### YOUR OBJECTIVE
Copy out all the entries below, word for word.

Saved entries
== == ==

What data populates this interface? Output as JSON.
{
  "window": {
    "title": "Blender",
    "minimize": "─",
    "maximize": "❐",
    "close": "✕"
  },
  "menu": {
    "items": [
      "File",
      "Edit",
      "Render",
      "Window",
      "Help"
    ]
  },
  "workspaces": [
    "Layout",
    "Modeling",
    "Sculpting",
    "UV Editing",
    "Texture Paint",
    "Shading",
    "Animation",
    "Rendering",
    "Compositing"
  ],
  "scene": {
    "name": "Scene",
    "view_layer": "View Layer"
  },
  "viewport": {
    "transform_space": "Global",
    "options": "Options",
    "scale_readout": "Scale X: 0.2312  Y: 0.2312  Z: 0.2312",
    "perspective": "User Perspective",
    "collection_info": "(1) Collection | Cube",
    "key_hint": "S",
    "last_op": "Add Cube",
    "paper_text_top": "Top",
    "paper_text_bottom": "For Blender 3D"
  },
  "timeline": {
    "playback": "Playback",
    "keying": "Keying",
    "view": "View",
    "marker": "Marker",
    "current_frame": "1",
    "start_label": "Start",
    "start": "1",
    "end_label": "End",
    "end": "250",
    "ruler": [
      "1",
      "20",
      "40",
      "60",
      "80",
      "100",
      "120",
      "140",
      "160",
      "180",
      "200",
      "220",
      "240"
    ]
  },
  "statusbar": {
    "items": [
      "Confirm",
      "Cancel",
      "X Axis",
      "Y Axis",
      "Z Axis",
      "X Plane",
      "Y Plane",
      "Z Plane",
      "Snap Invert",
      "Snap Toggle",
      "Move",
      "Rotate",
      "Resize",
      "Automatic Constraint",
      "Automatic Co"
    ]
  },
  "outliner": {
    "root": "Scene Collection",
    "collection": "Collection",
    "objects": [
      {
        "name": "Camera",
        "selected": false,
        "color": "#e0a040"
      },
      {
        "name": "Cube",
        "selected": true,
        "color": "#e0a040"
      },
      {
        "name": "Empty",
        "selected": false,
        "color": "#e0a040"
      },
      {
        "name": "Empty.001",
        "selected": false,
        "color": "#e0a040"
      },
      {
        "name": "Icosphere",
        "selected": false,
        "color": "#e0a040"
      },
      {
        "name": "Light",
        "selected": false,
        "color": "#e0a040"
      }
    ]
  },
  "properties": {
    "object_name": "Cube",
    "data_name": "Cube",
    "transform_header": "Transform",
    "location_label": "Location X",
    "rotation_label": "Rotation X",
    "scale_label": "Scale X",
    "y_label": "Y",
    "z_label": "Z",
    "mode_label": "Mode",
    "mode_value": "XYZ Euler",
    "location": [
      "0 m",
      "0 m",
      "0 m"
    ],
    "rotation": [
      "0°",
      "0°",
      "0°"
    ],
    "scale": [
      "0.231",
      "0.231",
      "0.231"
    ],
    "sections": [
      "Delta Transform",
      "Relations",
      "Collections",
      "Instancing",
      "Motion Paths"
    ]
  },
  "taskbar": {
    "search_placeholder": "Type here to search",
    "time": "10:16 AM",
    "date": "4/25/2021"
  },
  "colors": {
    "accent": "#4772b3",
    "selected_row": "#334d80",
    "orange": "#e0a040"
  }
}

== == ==

### RESULT BELOW
What data populates this interface? Output as JSON.
{
  "window": {
    "title": "Blender",
    "minimize": "─",
    "maximize": "❐",
    "close": "✕"
  },
  "menu": {
    "items": [
      "File",
      "Edit",
      "Render",
      "Window",
      "Help"
    ]
  },
  "workspaces": [
    "Layout",
    "Modeling",
    "Sculpting",
    "UV Editing",
    "Texture Paint",
    "Shading",
    "Animation",
    "Rendering",
    "Compositing"
  ],
  "scene": {
    "name": "Scene",
    "view_layer": "View Layer"
  },
  "viewport": {
    "transform_space": "Global",
    "options": "Options",
    "scale_readout": "Scale X: 0.2312  Y: 0.2312  Z: 0.2312",
    "perspective": "User Perspective",
    "collection_info": "(1) Collection | Cube",
    "key_hint": "S",
    "last_op": "Add Cube",
    "paper_text_top": "Top",
    "paper_text_bottom": "For Blender 3D"
  },
  "timeline": {
    "playback": "Playback",
    "keying": "Keying",
    "view": "View",
    "marker": "Marker",
    "current_frame": "1",
    "start_label": "Start",
    "start": "1",
    "end_label": "End",
    "end": "250",
    "ruler": [
      "1",
      "20",
      "40",
      "60",
      "80",
      "100",
      "120",
      "140",
      "160",
      "180",
      "200",
      "220",
      "240"
    ]
  },
  "statusbar": {
    "items": [
      "Confirm",
      "Cancel",
      "X Axis",
      "Y Axis",
      "Z Axis",
      "X Plane",
      "Y Plane",
      "Z Plane",
      "Snap Invert",
      "Snap Toggle",
      "Move",
      "Rotate",
      "Resize",
      "Automatic Constraint",
      "Automatic Co"
    ]
  },
  "outliner": {
    "root": "Scene Collection",
    "collection": "Collection",
    "objects": [
      {
        "name": "Camera",
        "selected": false,
        "color": "#e0a040"
      },
      {
        "name": "Cube",
        "selected": true,
        "color": "#e0a040"
      },
      {
        "name": "Empty",
        "selected": false,
        "color": "#e0a040"
      },
      {
        "name": "Empty.001",
        "selected": false,
        "color": "#e0a040"
      },
      {
        "name": "Icosphere",
        "selected": false,
        "color": "#e0a040"
      },
      {
        "name": "Light",
        "selected": false,
        "color": "#e0a040"
      }
    ]
  },
  "properties": {
    "object_name": "Cube",
    "data_name": "Cube",
    "transform_header": "Transform",
    "location_label": "Location X",
    "rotation_label": "Rotation X",
    "scale_label": "Scale X",
    "y_label": "Y",
    "z_label": "Z",
    "mode_label": "Mode",
    "mode_value": "XYZ Euler",
    "location": [
      "0 m",
      "0 m",
      "0 m"
    ],
    "rotation": [
      "0°",
      "0°",
      "0°"
    ],
    "scale": [
      "0.231",
      "0.231",
      "0.231"
    ],
    "sections": [
      "Delta Transform",
      "Relations",
      "Collections",
      "Instancing",
      "Motion Paths"
    ]
  },
  "taskbar": {
    "search_placeholder": "Type here to search",
    "time": "10:16 AM",
    "date": "4/25/2021"
  },
  "colors": {
    "accent": "#4772b3",
    "selected_row": "#334d80",
    "orange": "#e0a040"
  }
}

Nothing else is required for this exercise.